╔══

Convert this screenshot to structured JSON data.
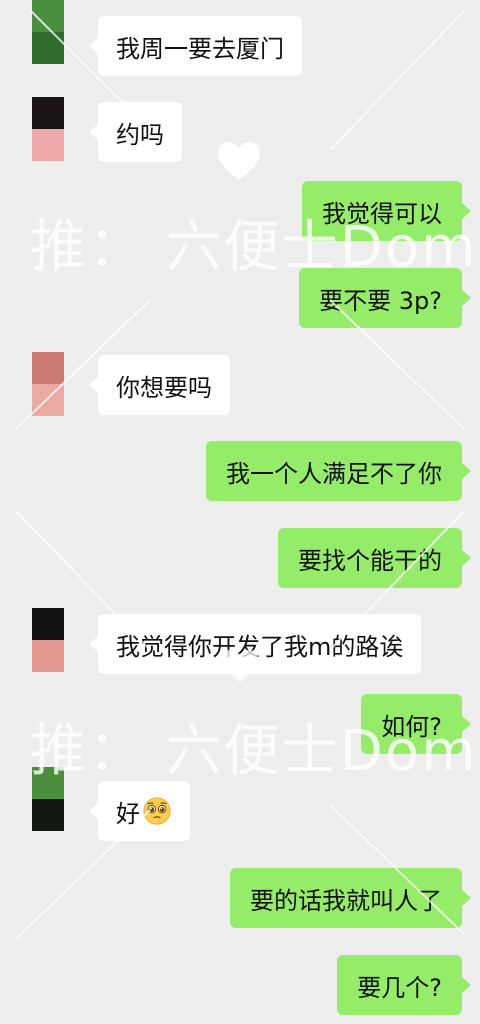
{
  "messages": [
    {
      "side": "incoming",
      "text": "我周一要去厦门",
      "avatar_colors": [
        "#4a8f3f",
        "#2f6b2a"
      ]
    },
    {
      "side": "incoming",
      "text": "约吗",
      "avatar_colors": [
        "#1a1418",
        "#eea6a6"
      ]
    },
    {
      "side": "outgoing",
      "text": "我觉得可以"
    },
    {
      "side": "outgoing",
      "text": "要不要 3p?"
    },
    {
      "side": "incoming",
      "text": "你想要吗",
      "avatar_colors": [
        "#cc7b74",
        "#eaa9a3"
      ]
    },
    {
      "side": "outgoing",
      "text": "我一个人满足不了你"
    },
    {
      "side": "outgoing",
      "text": "要找个能干的"
    },
    {
      "side": "incoming",
      "text": "我觉得你开发了我m的路诶",
      "avatar_colors": [
        "#141214",
        "#e39892"
      ]
    },
    {
      "side": "outgoing",
      "text": "如何?"
    },
    {
      "side": "incoming",
      "text": "好",
      "emoji": "pleading-face-emoji",
      "avatar_colors": [
        "#4b8f3d",
        "#121811"
      ]
    },
    {
      "side": "outgoing",
      "text": "要的话我就叫人了"
    },
    {
      "side": "outgoing",
      "text": "要几个?"
    }
  ],
  "watermark": {
    "text": "推：  六便士Dom"
  },
  "colors": {
    "background": "#ededed",
    "incoming_bubble": "#ffffff",
    "outgoing_bubble": "#95ec69"
  }
}
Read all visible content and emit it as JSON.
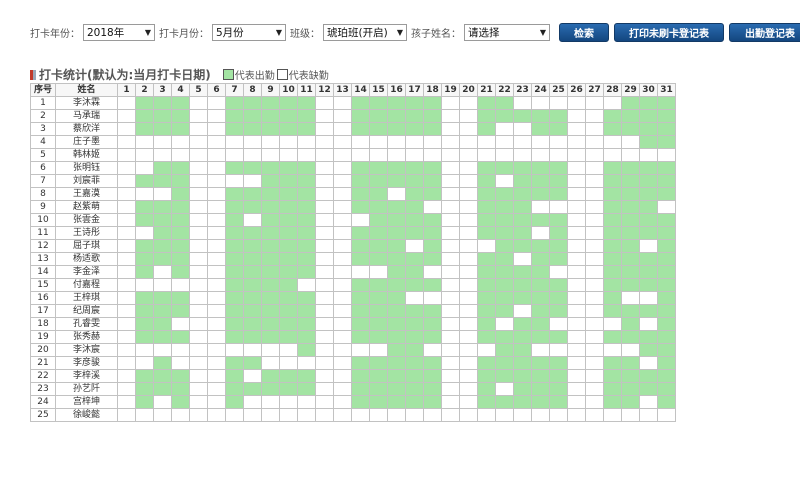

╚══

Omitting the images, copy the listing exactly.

→ **Your response**:
Convert this screenshot to structured JSON data.
{
  "messages": [
    {
      "side": "incoming",
      "text": "我周一要去厦门",
      "avatar_colors": [
        "#4a8f3f",
        "#2f6b2a"
      ]
    },
    {
      "side": "incoming",
      "text": "约吗",
      "avatar_colors": [
        "#1a1418",
        "#eea6a6"
      ]
    },
    {
      "side": "outgoing",
      "text": "我觉得可以"
    },
    {
      "side": "outgoing",
      "text": "要不要 3p?"
    },
    {
      "side": "incoming",
      "text": "你想要吗",
      "avatar_colors": [
        "#cc7b74",
        "#eaa9a3"
      ]
    },
    {
      "side": "outgoing",
      "text": "我一个人满足不了你"
    },
    {
      "side": "outgoing",
      "text": "要找个能干的"
    },
    {
      "side": "incoming",
      "text": "我觉得你开发了我m的路诶",
      "avatar_colors": [
        "#141214",
        "#e39892"
      ]
    },
    {
      "side": "outgoing",
      "text": "如何?"
    },
    {
      "side": "incoming",
      "text": "好",
      "emoji": "pleading-face-emoji",
      "avatar_colors": [
        "#4b8f3d",
        "#121811"
      ]
    },
    {
      "side": "outgoing",
      "text": "要的话我就叫人了"
    },
    {
      "side": "outgoing",
      "text": "要几个?"
    }
  ],
  "watermark": {
    "text": "推：  六便士Dom"
  },
  "colors": {
    "background": "#ededed",
    "incoming_bubble": "#ffffff",
    "outgoing_bubble": "#95ec69"
  }
}
Read all visible content and emit it as JSON.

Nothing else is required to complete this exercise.